Quality Control, Quality Assurance, Buddying and Team Leading often get confused. The four roles have similar elements, in that they are all involved in assuring that a firm reaches a high level of competence, but each function is a different cog in the quality machine of a PBR or complaints team.
What is Buddying?
When a new Case Handler joins, they will first complete some initial training where they will learn the firm’s basic standards and productivity requirements. As part of this on-boarding process, they will often get a Buddy.
This Buddy will be someone who is a highly experienced Case Handler and is competent in everything the new person is expected to do. The Buddy is there to answer questions as they arise so that knowledge is quickly embedded which means they will usually sit at the newcomer’s right hand in order to observe, guide and support them.
What are Team Leaders?
A Team Leader role is more straightforward – they lead the team. Just like a Manager, a Team Leader will ensure that all members are working towards the same output, and that everybody is reaching their full potential both in terms of quality and capacity.
The Team Leader will allocate cases amongst the team, organise the work schedule, ensure targets are set and take responsibility for overall quality. They will receive information from the Quality Assurance and Quality Control and implement training to deal with changing requirements. Some firms will ask Team Leaders to act as Quality Controllers, however this dual role tends to lead to confusion so either productivity or quality suffer, which means we don’t usually advise this.
What is Quality Control?
The role of Quality Control (QC) is to ensure that responses to complaints meet the firm’s quality standards and the regulators expectations. Quality Control Managers do this by regularly reviewing case files and reporting back to the business on their findings.

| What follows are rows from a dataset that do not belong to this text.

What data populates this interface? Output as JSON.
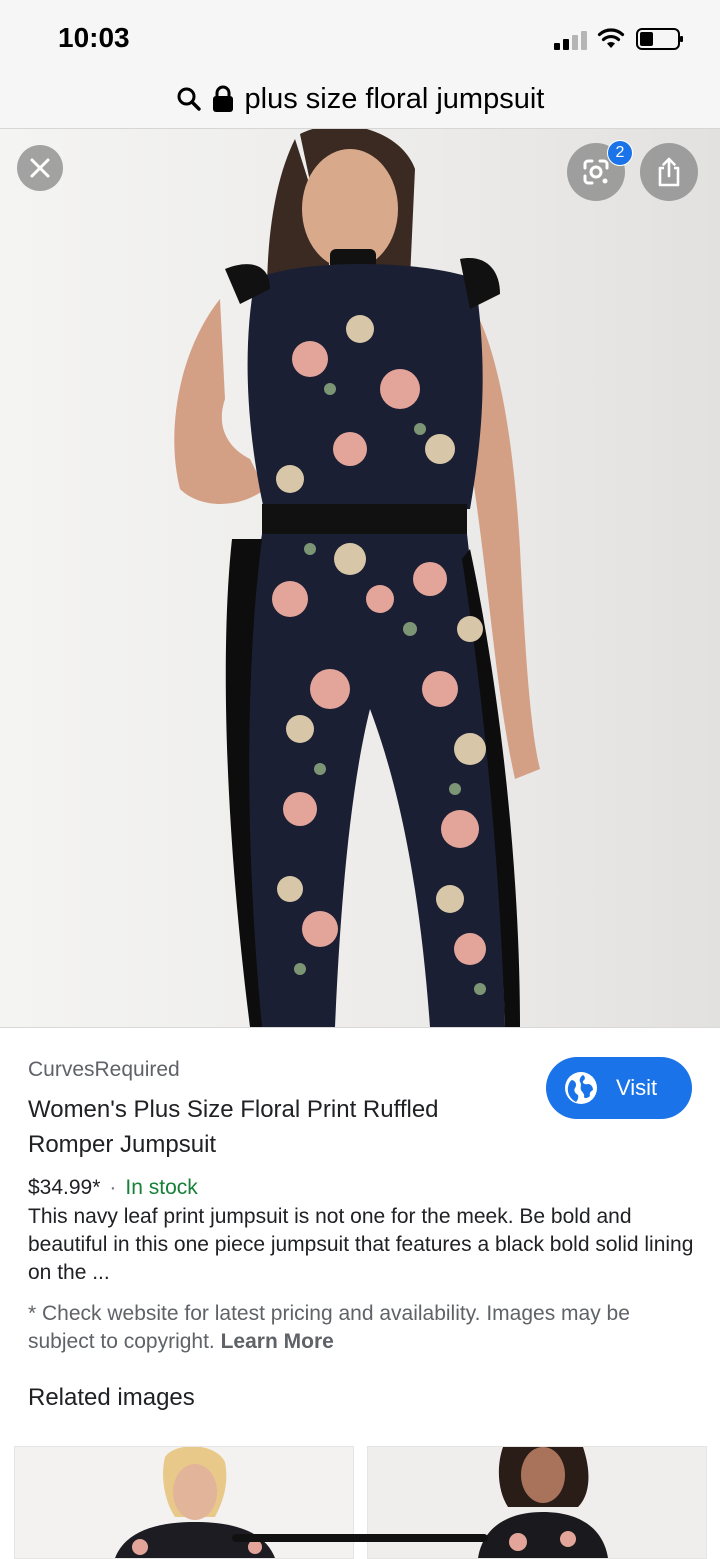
{
  "status_bar": {
    "time": "10:03"
  },
  "url_bar": {
    "query": "plus size floral jumpsuit"
  },
  "image_viewer": {
    "lens_badge_count": "2"
  },
  "product": {
    "source": "CurvesRequired",
    "title": "Women's Plus Size Floral Print Ruffled Romper Jumpsuit",
    "price": "$34.99*",
    "price_separator": "·",
    "availability": "In stock",
    "description": "This navy leaf print jumpsuit is not one for the meek. Be bold and beautiful in this one piece jumpsuit that features a black bold solid lining on the ...",
    "disclaimer": "* Check website for latest pricing and availability. Images may be subject to copyright.",
    "learn_more": "Learn More",
    "visit_label": "Visit"
  },
  "related": {
    "heading": "Related images"
  },
  "colors": {
    "accent": "#1a73e8",
    "in_stock": "#188038",
    "secondary_text": "#5f6368"
  },
  "icons": [
    "search-icon",
    "lock-icon",
    "close-icon",
    "lens-icon",
    "share-icon",
    "globe-icon",
    "signal-icon",
    "wifi-icon",
    "battery-icon"
  ]
}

QC will usually have a training and development aspect to their role, meaning that as well as identifying issues on file, they will discuss these with Case Handlers and train them to avoid the same mistakes being made in future. QC will often create libraries of example letters and pro-forma replies to guide Case Handlers through responding to different situations.
QC (and QA Managers) will usually grade the issues they find as either major or minor, and both of these can be described as impacting the customer or not impacting the customer.
A minor issue that doesn’t impact the customer may be something like a typo in a Final Response Letter, whereas a major issue that doesn’t impact the customer might be a poor investigation that doesn’t entirely comply with quality processes.
Of course, the most important issues are ‘major’ issues with customer impact, for example a customer receiving the wrong outcome to their complaint.
A ratio of one QC per 25 Case Handlers is right for fairly simple products, and that person will administer a database where all the QC results are recorded, allowing them to highlight poor performers and deal with them accordingly. Individual poor performance in complaints handling environments kills overall productivity.
The QC should also be actively improving quality by highlighting, perhaps, three key issues and delivering training on these issues each week, so that over time those issues can be eradicated and quality control can reach 99%.
What is Quality Assurance?
Finally, we come to the role of Quality Assurance (QA), which is the final piece to the quality puzzle. Usually Quality Assurance is done by an Auditor, Skilled Person or an independent function who will visit and review the project on an infrequent basis to give an independent overview of how the project is progressing and offer appropriate feedback.
When Quality Assurance comes in, there should be absolutely no surprises as QC should have already identified any issues before reaching this stage.
If all these separate parts are working well, the firm can rest in the knowledge that quality control is bring executed proficiently, but just like a well-oiled machine, if one part stops working, then the whole system is in jeopardy, and this is why it’s so important that duties are clear.